> _INSTRUCTIONS TO FOLLOW_
Exact reproduction, images excluded: write out the records below.

____________

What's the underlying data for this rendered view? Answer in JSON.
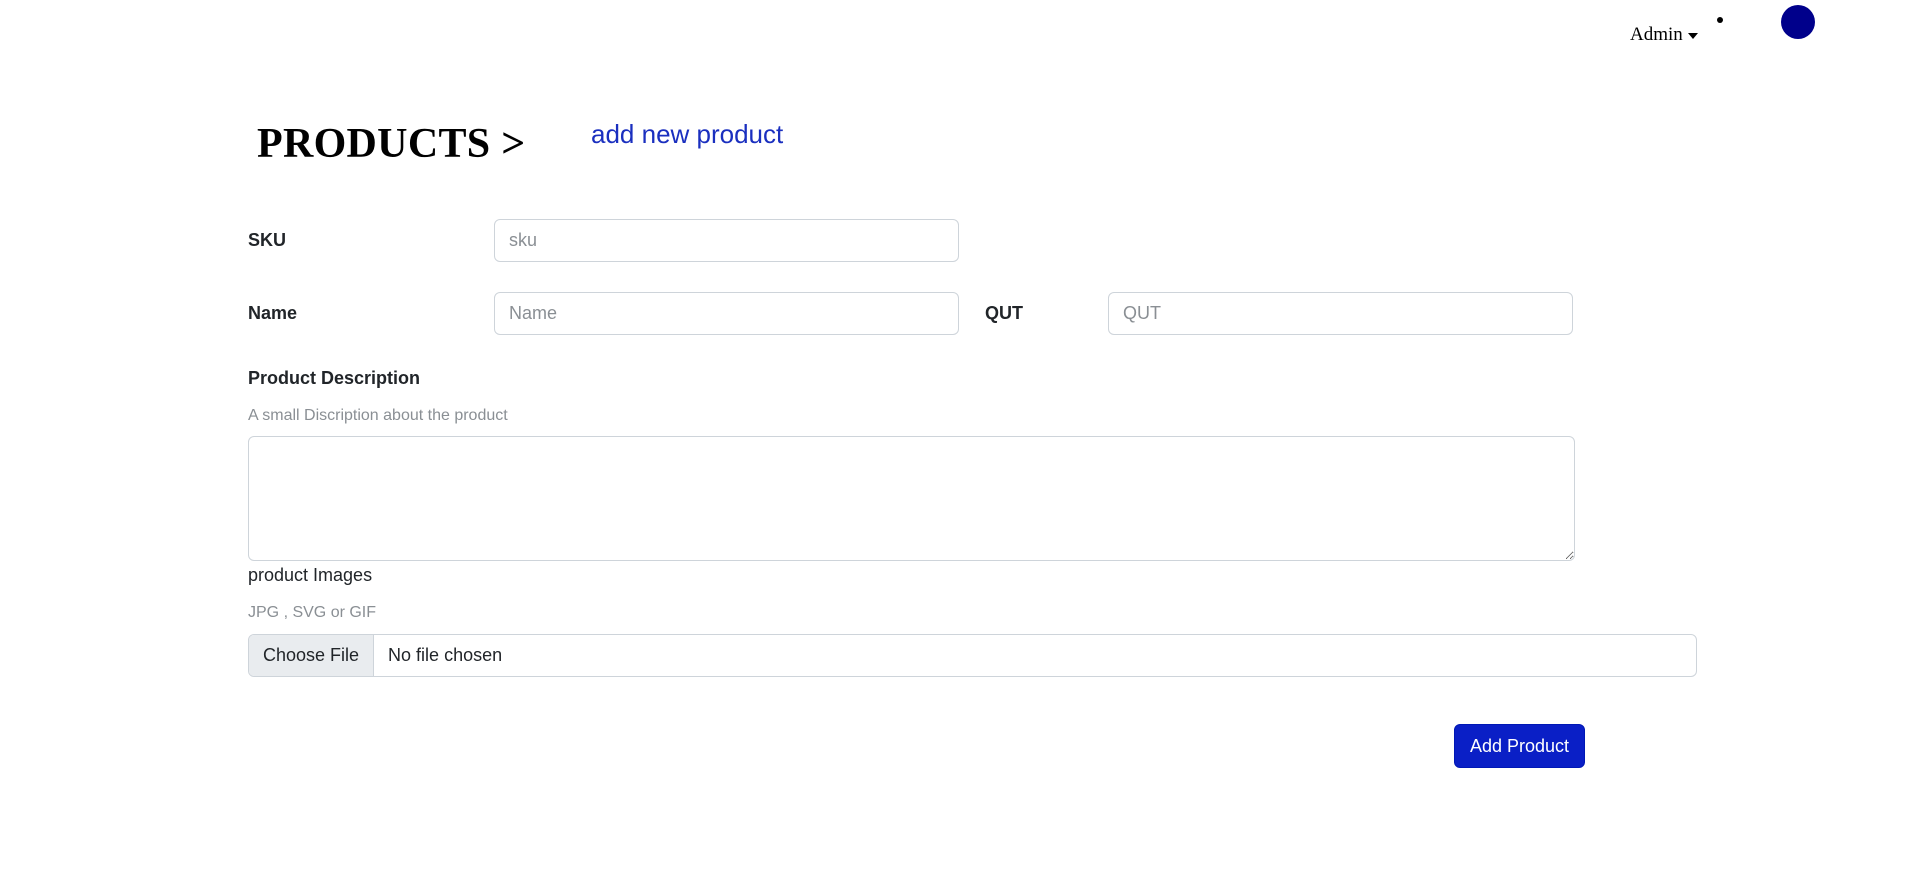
{
  "nav": {
    "admin_label": "Admin"
  },
  "header": {
    "title": "PRODUCTS >",
    "breadcrumb_link": "add new product"
  },
  "form": {
    "sku": {
      "label": "SKU",
      "placeholder": "sku",
      "value": ""
    },
    "name": {
      "label": "Name",
      "placeholder": "Name",
      "value": ""
    },
    "qut": {
      "label": "QUT",
      "placeholder": "QUT",
      "value": ""
    },
    "description": {
      "label": "Product Description",
      "hint": "A small Discription about the product",
      "value": ""
    },
    "images": {
      "label": "product Images",
      "hint": "JPG , SVG or GIF",
      "button_label": "Choose File",
      "status": "No file chosen"
    },
    "submit_label": "Add Product"
  },
  "colors": {
    "avatar": "#00008b",
    "link": "#1a2fbf",
    "primary_button": "#0a1fc6"
  }
}
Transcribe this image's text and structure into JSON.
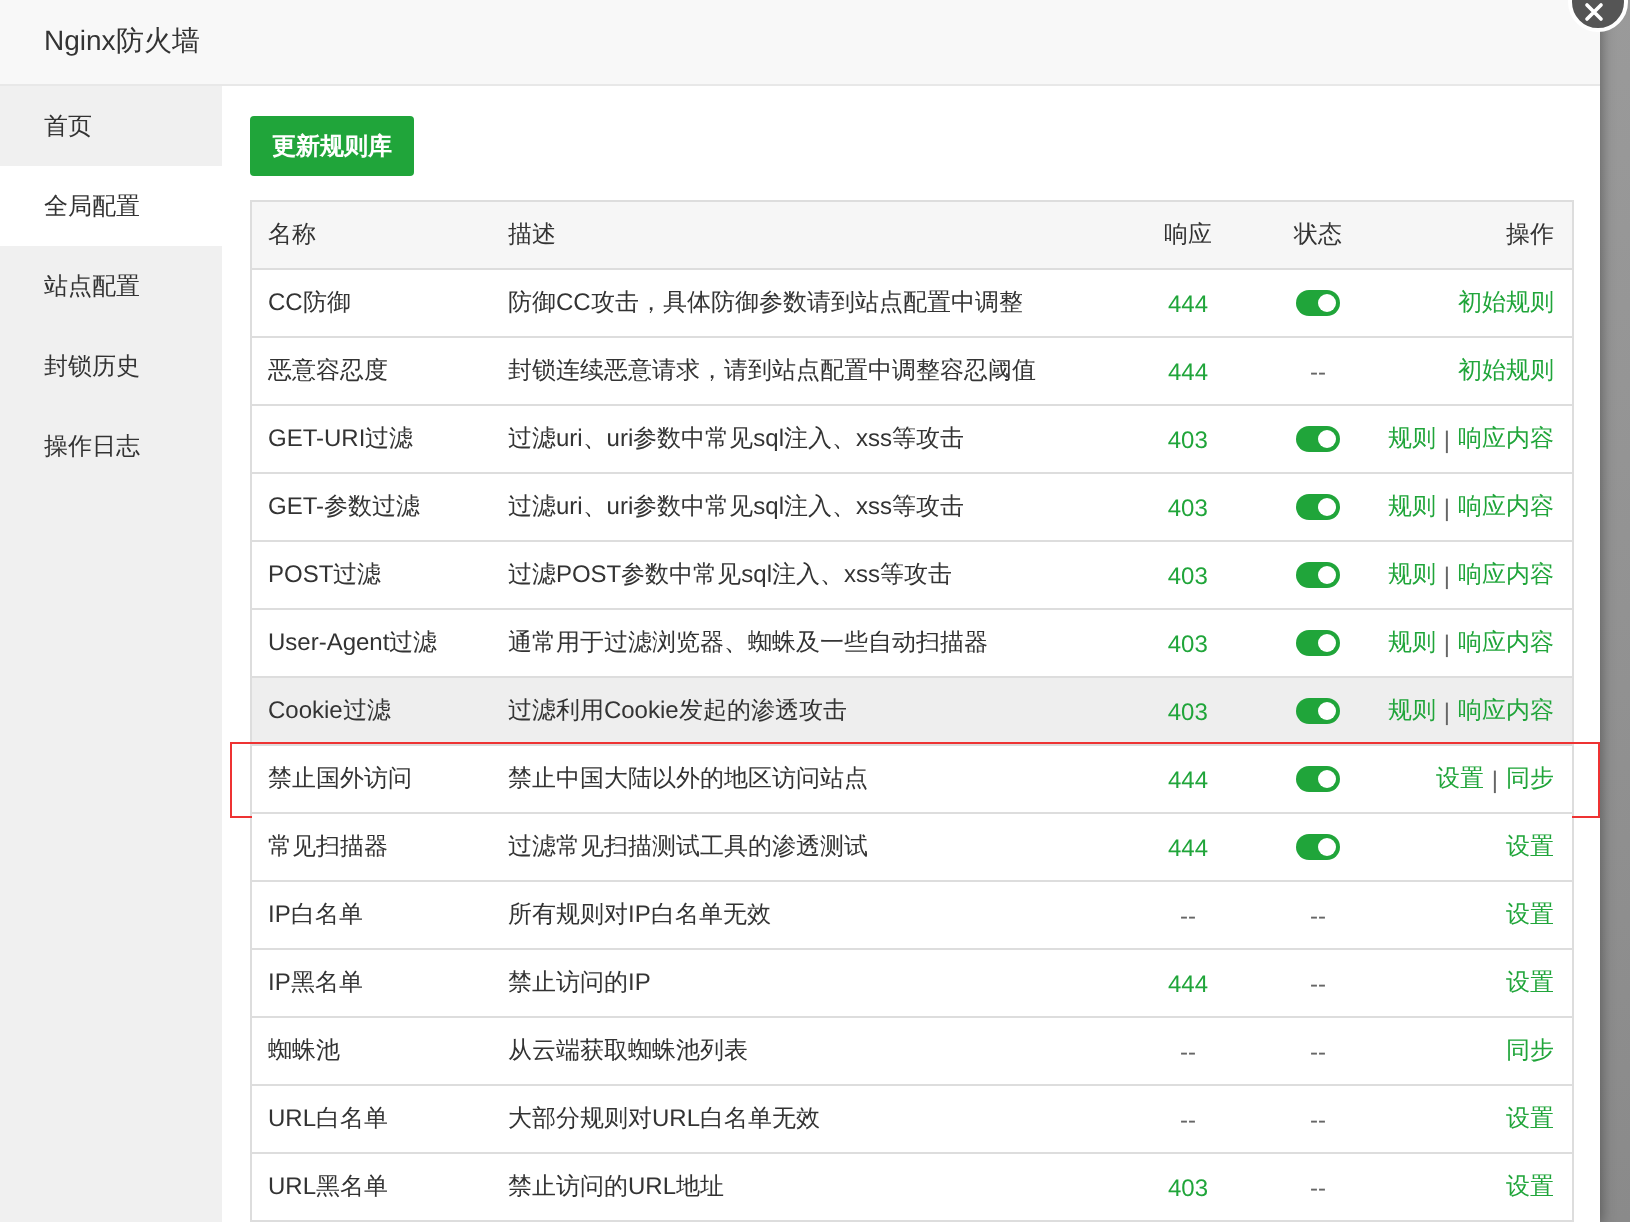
{
  "window": {
    "title": "Nginx防火墙"
  },
  "sidebar": {
    "items": [
      {
        "label": "首页",
        "selected": false
      },
      {
        "label": "全局配置",
        "selected": true
      },
      {
        "label": "站点配置",
        "selected": false
      },
      {
        "label": "封锁历史",
        "selected": false
      },
      {
        "label": "操作日志",
        "selected": false
      }
    ]
  },
  "update_button": "更新规则库",
  "table": {
    "columns": [
      "名称",
      "描述",
      "响应",
      "状态",
      "操作"
    ],
    "rows": [
      {
        "name": "CC防御",
        "description": "防御CC攻击，具体防御参数请到站点配置中调整",
        "response": "444",
        "status": {
          "kind": "toggle",
          "on": true
        },
        "actions": [
          {
            "kind": "link",
            "text": "初始规则"
          }
        ],
        "hovered": false,
        "highlighted": false
      },
      {
        "name": "恶意容忍度",
        "description": "封锁连续恶意请求，请到站点配置中调整容忍阈值",
        "response": "444",
        "status": {
          "kind": "text",
          "text": "--"
        },
        "actions": [
          {
            "kind": "link",
            "text": "初始规则"
          }
        ],
        "hovered": false,
        "highlighted": false
      },
      {
        "name": "GET-URI过滤",
        "description": "过滤uri、uri参数中常见sql注入、xss等攻击",
        "response": "403",
        "status": {
          "kind": "toggle",
          "on": true
        },
        "actions": [
          {
            "kind": "link",
            "text": "规则"
          },
          {
            "kind": "separator",
            "text": "|"
          },
          {
            "kind": "link",
            "text": "响应内容"
          }
        ],
        "hovered": false,
        "highlighted": false
      },
      {
        "name": "GET-参数过滤",
        "description": "过滤uri、uri参数中常见sql注入、xss等攻击",
        "response": "403",
        "status": {
          "kind": "toggle",
          "on": true
        },
        "actions": [
          {
            "kind": "link",
            "text": "规则"
          },
          {
            "kind": "separator",
            "text": "|"
          },
          {
            "kind": "link",
            "text": "响应内容"
          }
        ],
        "hovered": false,
        "highlighted": false
      },
      {
        "name": "POST过滤",
        "description": "过滤POST参数中常见sql注入、xss等攻击",
        "response": "403",
        "status": {
          "kind": "toggle",
          "on": true
        },
        "actions": [
          {
            "kind": "link",
            "text": "规则"
          },
          {
            "kind": "separator",
            "text": "|"
          },
          {
            "kind": "link",
            "text": "响应内容"
          }
        ],
        "hovered": false,
        "highlighted": false
      },
      {
        "name": "User-Agent过滤",
        "description": "通常用于过滤浏览器、蜘蛛及一些自动扫描器",
        "response": "403",
        "status": {
          "kind": "toggle",
          "on": true
        },
        "actions": [
          {
            "kind": "link",
            "text": "规则"
          },
          {
            "kind": "separator",
            "text": "|"
          },
          {
            "kind": "link",
            "text": "响应内容"
          }
        ],
        "hovered": false,
        "highlighted": false
      },
      {
        "name": "Cookie过滤",
        "description": "过滤利用Cookie发起的渗透攻击",
        "response": "403",
        "status": {
          "kind": "toggle",
          "on": true
        },
        "actions": [
          {
            "kind": "link",
            "text": "规则"
          },
          {
            "kind": "separator",
            "text": "|"
          },
          {
            "kind": "link",
            "text": "响应内容"
          }
        ],
        "hovered": true,
        "highlighted": false
      },
      {
        "name": "禁止国外访问",
        "description": "禁止中国大陆以外的地区访问站点",
        "response": "444",
        "status": {
          "kind": "toggle",
          "on": true
        },
        "actions": [
          {
            "kind": "link",
            "text": "设置"
          },
          {
            "kind": "separator",
            "text": "|"
          },
          {
            "kind": "link",
            "text": "同步"
          }
        ],
        "hovered": false,
        "highlighted": true
      },
      {
        "name": "常见扫描器",
        "description": "过滤常见扫描测试工具的渗透测试",
        "response": "444",
        "status": {
          "kind": "toggle",
          "on": true
        },
        "actions": [
          {
            "kind": "link",
            "text": "设置"
          }
        ],
        "hovered": false,
        "highlighted": false
      },
      {
        "name": "IP白名单",
        "description": "所有规则对IP白名单无效",
        "response": "--",
        "status": {
          "kind": "text",
          "text": "--"
        },
        "actions": [
          {
            "kind": "link",
            "text": "设置"
          }
        ],
        "hovered": false,
        "highlighted": false
      },
      {
        "name": "IP黑名单",
        "description": "禁止访问的IP",
        "response": "444",
        "status": {
          "kind": "text",
          "text": "--"
        },
        "actions": [
          {
            "kind": "link",
            "text": "设置"
          }
        ],
        "hovered": false,
        "highlighted": false
      },
      {
        "name": "蜘蛛池",
        "description": "从云端获取蜘蛛池列表",
        "response": "--",
        "status": {
          "kind": "text",
          "text": "--"
        },
        "actions": [
          {
            "kind": "link",
            "text": "同步"
          }
        ],
        "hovered": false,
        "highlighted": false
      },
      {
        "name": "URL白名单",
        "description": "大部分规则对URL白名单无效",
        "response": "--",
        "status": {
          "kind": "text",
          "text": "--"
        },
        "actions": [
          {
            "kind": "link",
            "text": "设置"
          }
        ],
        "hovered": false,
        "highlighted": false
      },
      {
        "name": "URL黑名单",
        "description": "禁止访问的URL地址",
        "response": "403",
        "status": {
          "kind": "text",
          "text": "--"
        },
        "actions": [
          {
            "kind": "link",
            "text": "设置"
          }
        ],
        "hovered": false,
        "highlighted": false
      }
    ]
  }
}
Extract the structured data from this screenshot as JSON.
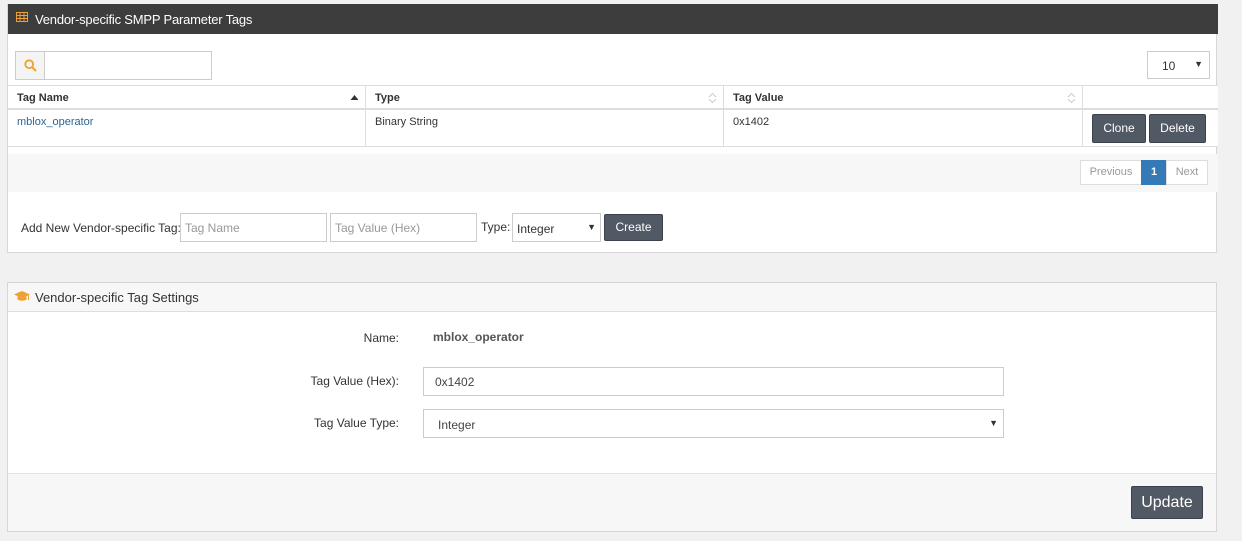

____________

> _ANSWER SPACE_
What's the underlying data for this rendered view? Answer in JSON.
{
  "nav": {
    "admin_label": "Admin"
  },
  "header": {
    "title": "PRODUCTS >",
    "breadcrumb_link": "add new product"
  },
  "form": {
    "sku": {
      "label": "SKU",
      "placeholder": "sku",
      "value": ""
    },
    "name": {
      "label": "Name",
      "placeholder": "Name",
      "value": ""
    },
    "qut": {
      "label": "QUT",
      "placeholder": "QUT",
      "value": ""
    },
    "description": {
      "label": "Product Description",
      "hint": "A small Discription about the product",
      "value": ""
    },
    "images": {
      "label": "product Images",
      "hint": "JPG , SVG or GIF",
      "button_label": "Choose File",
      "status": "No file chosen"
    },
    "submit_label": "Add Product"
  },
  "colors": {
    "avatar": "#00008b",
    "link": "#1a2fbf",
    "primary_button": "#0a1fc6"
  }
}
Transcribe this image's text and structure into JSON.
{
  "window": {
    "title": "Nginx防火墙"
  },
  "sidebar": {
    "items": [
      {
        "label": "首页",
        "selected": false
      },
      {
        "label": "全局配置",
        "selected": true
      },
      {
        "label": "站点配置",
        "selected": false
      },
      {
        "label": "封锁历史",
        "selected": false
      },
      {
        "label": "操作日志",
        "selected": false
      }
    ]
  },
  "update_button": "更新规则库",
  "table": {
    "columns": [
      "名称",
      "描述",
      "响应",
      "状态",
      "操作"
    ],
    "rows": [
      {
        "name": "CC防御",
        "description": "防御CC攻击，具体防御参数请到站点配置中调整",
        "response": "444",
        "status": {
          "kind": "toggle",
          "on": true
        },
        "actions": [
          {
            "kind": "link",
            "text": "初始规则"
          }
        ],
        "hovered": false,
        "highlighted": false
      },
      {
        "name": "恶意容忍度",
        "description": "封锁连续恶意请求，请到站点配置中调整容忍阈值",
        "response": "444",
        "status": {
          "kind": "text",
          "text": "--"
        },
        "actions": [
          {
            "kind": "link",
            "text": "初始规则"
          }
        ],
        "hovered": false,
        "highlighted": false
      },
      {
        "name": "GET-URI过滤",
        "description": "过滤uri、uri参数中常见sql注入、xss等攻击",
        "response": "403",
        "status": {
          "kind": "toggle",
          "on": true
        },
        "actions": [
          {
            "kind": "link",
            "text": "规则"
          },
          {
            "kind": "separator",
            "text": "|"
          },
          {
            "kind": "link",
            "text": "响应内容"
          }
        ],
        "hovered": false,
        "highlighted": false
      },
      {
        "name": "GET-参数过滤",
        "description": "过滤uri、uri参数中常见sql注入、xss等攻击",
        "response": "403",
        "status": {
          "kind": "toggle",
          "on": true
        },
        "actions": [
          {
            "kind": "link",
            "text": "规则"
          },
          {
            "kind": "separator",
            "text": "|"
          },
          {
            "kind": "link",
            "text": "响应内容"
          }
        ],
        "hovered": false,
        "highlighted": false
      },
      {
        "name": "POST过滤",
        "description": "过滤POST参数中常见sql注入、xss等攻击",
        "response": "403",
        "status": {
          "kind": "toggle",
          "on": true
        },
        "actions": [
          {
            "kind": "link",
            "text": "规则"
          },
          {
            "kind": "separator",
            "text": "|"
          },
          {
            "kind": "link",
            "text": "响应内容"
          }
        ],
        "hovered": false,
        "highlighted": false
      },
      {
        "name": "User-Agent过滤",
        "description": "通常用于过滤浏览器、蜘蛛及一些自动扫描器",
        "response": "403",
        "status": {
          "kind": "toggle",
          "on": true
        },
        "actions": [
          {
            "kind": "link",
            "text": "规则"
          },
          {
            "kind": "separator",
            "text": "|"
          },
          {
            "kind": "link",
            "text": "响应内容"
          }
        ],
        "hovered": false,
        "highlighted": false
      },
      {
        "name": "Cookie过滤",
        "description": "过滤利用Cookie发起的渗透攻击",
        "response": "403",
        "status": {
          "kind": "toggle",
          "on": true
        },
        "actions": [
          {
            "kind": "link",
            "text": "规则"
          },
          {
            "kind": "separator",
            "text": "|"
          },
          {
            "kind": "link",
            "text": "响应内容"
          }
        ],
        "hovered": true,
        "highlighted": false
      },
      {
        "name": "禁止国外访问",
        "description": "禁止中国大陆以外的地区访问站点",
        "response": "444",
        "status": {
          "kind": "toggle",
          "on": true
        },
        "actions": [
          {
            "kind": "link",
            "text": "设置"
          },
          {
            "kind": "separator",
            "text": "|"
          },
          {
            "kind": "link",
            "text": "同步"
          }
        ],
        "hovered": false,
        "highlighted": true
      },
      {
        "name": "常见扫描器",
        "description": "过滤常见扫描测试工具的渗透测试",
        "response": "444",
        "status": {
          "kind": "toggle",
          "on": true
        },
        "actions": [
          {
            "kind": "link",
            "text": "设置"
          }
        ],
        "hovered": false,
        "highlighted": false
      },
      {
        "name": "IP白名单",
        "description": "所有规则对IP白名单无效",
        "response": "--",
        "status": {
          "kind": "text",
          "text": "--"
        },
        "actions": [
          {
            "kind": "link",
            "text": "设置"
          }
        ],
        "hovered": false,
        "highlighted": false
      },
      {
        "name": "IP黑名单",
        "description": "禁止访问的IP",
        "response": "444",
        "status": {
          "kind": "text",
          "text": "--"
        },
        "actions": [
          {
            "kind": "link",
            "text": "设置"
          }
        ],
        "hovered": false,
        "highlighted": false
      },
      {
        "name": "蜘蛛池",
        "description": "从云端获取蜘蛛池列表",
        "response": "--",
        "status": {
          "kind": "text",
          "text": "--"
        },
        "actions": [
          {
            "kind": "link",
            "text": "同步"
          }
        ],
        "hovered": false,
        "highlighted": false
      },
      {
        "name": "URL白名单",
        "description": "大部分规则对URL白名单无效",
        "response": "--",
        "status": {
          "kind": "text",
          "text": "--"
        },
        "actions": [
          {
            "kind": "link",
            "text": "设置"
          }
        ],
        "hovered": false,
        "highlighted": false
      },
      {
        "name": "URL黑名单",
        "description": "禁止访问的URL地址",
        "response": "403",
        "status": {
          "kind": "text",
          "text": "--"
        },
        "actions": [
          {
            "kind": "link",
            "text": "设置"
          }
        ],
        "hovered": false,
        "highlighted": false
      }
    ]
  }
}
Extract the structured data from this screenshot as JSON.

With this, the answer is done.